10 July 2010
By Pushpa Narayan
While Insurance Cos & Hospitals Battle It Out Over Charges, The Patient Who Paid Hefty Premiums Is Left In The Lurch
TOI in its edition on Friday had reported on an emerging crisis in the medical insurance sector where PSU insurers have knocked off the names of several leading hospitals across the country from their empanelled lists. The move was prompted by a rise in fraudulent claims and overbilling by certain health care providers. Since July 1, many patients, who are not part of corporate group insurance schemes, have been asked to deal directly with hospitals on their payments and then claim reimbursements instead of using the cashless facility.
On Friday, a Confederation of Indian Industry (CII) committee on health, comprising senior doctors and hospital administrators, met in New Delhi to discuss the problem. "Insurance companies and healthcare providers have always been playin g this cat and mouse game all over the world.
Things will change only if we bring in laws that will punish every stakeholder if any fraud is detected, " said senior cardio–thoracic surgeon Dr Naresh Trehan, who chairs the committee.

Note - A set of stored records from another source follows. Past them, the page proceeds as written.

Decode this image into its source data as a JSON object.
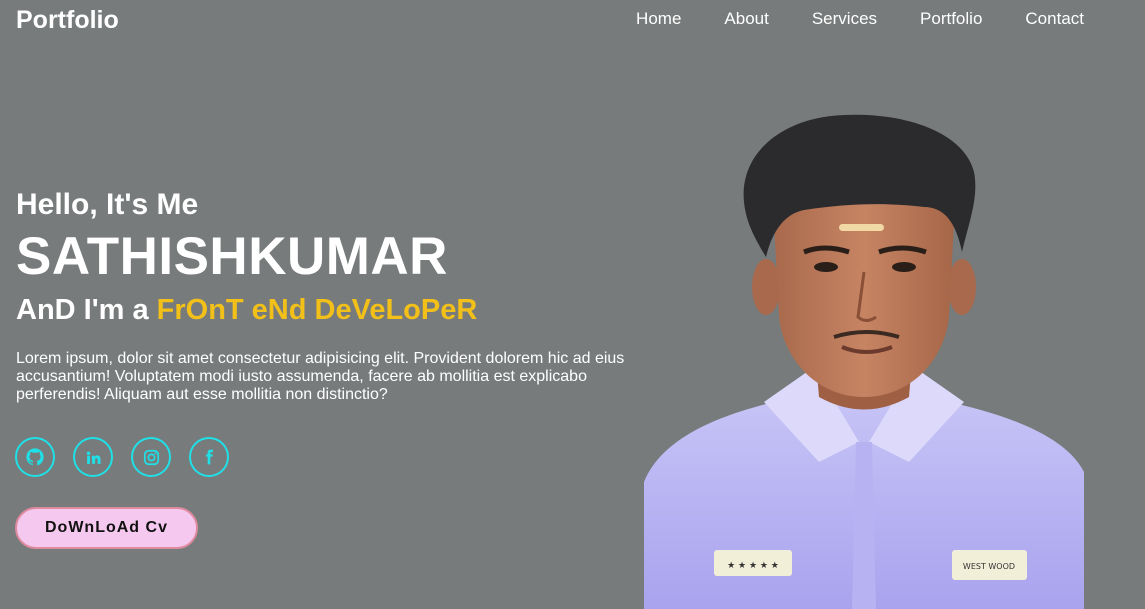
{
  "header": {
    "logo": "Portfolio",
    "nav": [
      "Home",
      "About",
      "Services",
      "Portfolio",
      "Contact"
    ]
  },
  "hero": {
    "greeting": "Hello, It's Me",
    "name": "SATHISHKUMAR",
    "role_prefix": "AnD I'm a ",
    "role_highlight": "FrOnT eNd DeVeLoPeR",
    "description": "Lorem ipsum, dolor sit amet consectetur adipisicing elit. Provident dolorem hic ad eius accusantium! Voluptatem modi iusto assumenda, facere ab mollitia est explicabo perferendis! Aliquam aut esse mollitia non distinctio?",
    "socials": [
      {
        "icon": "github-icon"
      },
      {
        "icon": "linkedin-icon"
      },
      {
        "icon": "instagram-icon"
      },
      {
        "icon": "facebook-icon"
      }
    ],
    "download_label": "DoWnLoAd Cv"
  },
  "photo": {
    "shirt_badge_left": "★ ★ ★ ★ ★",
    "shirt_badge_right": "WEST WOOD"
  },
  "colors": {
    "background": "#777b7b",
    "accent_yellow": "#f2c018",
    "accent_cyan": "#1fe0e6",
    "button_bg": "#f5c9ef",
    "button_border": "#e08aa0"
  }
}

The current impasse has triggered a fresh round of allegations by all sides, including senior doctors, hospital administrators and consumer activists. Since consumers are getting caught in the crossfire – they have to cough up cash upfront in lakhs to hospitals even after paying hefty premiums – the CII panel has decided to recommend to the IRDA legal provisions that will plug loopholes and enable patients as well as healthcare providers and insurers to seek swift redressal in case of deficiency in service or inflated billing.
The four major public health insurance companies have removed several leading hospitals from their list of "Preferred Provider Network " since July 1 though no official communication has been sent to the hospitals. "We have written to the IRDA about the problem. We came to know about it only when our patients’ requisitions were rejected, " said Sunil Kapur, who heads the sales wing for Fortis Group of Hospitals. While most patients have been left wondering why they have not been allowed to use the cashless facility despite having paid premiums on time, the insurers say they have been bleeding due to inflated billing and "needless surgeries " carried out on policy–holders.
Hospitals, however, question the rationale of charging high premiums and providing low quality service. "Why would a person paying a high premium want to go to a hospital that has high mortality and morbidity instead of coming to a centre of excellence? " asked Dr Trehan.
The Two Sides Of The Coin
- Till things become clear on the cashless front, those patients covered under the cashless schemes would now have to pay out of their pocket if the hospital is out of the insurer’s list
- The new model would be that of co–payment where the employee will have to bear some portion of the medical expense
- The charges are high in some hospitals because of sterility, quality equipment and experienced staff. Reduction in cost will affect quality of service
- Doctors also demand the establishment of standard operating cost for procedures and punishments for frauds under the health insurance scheme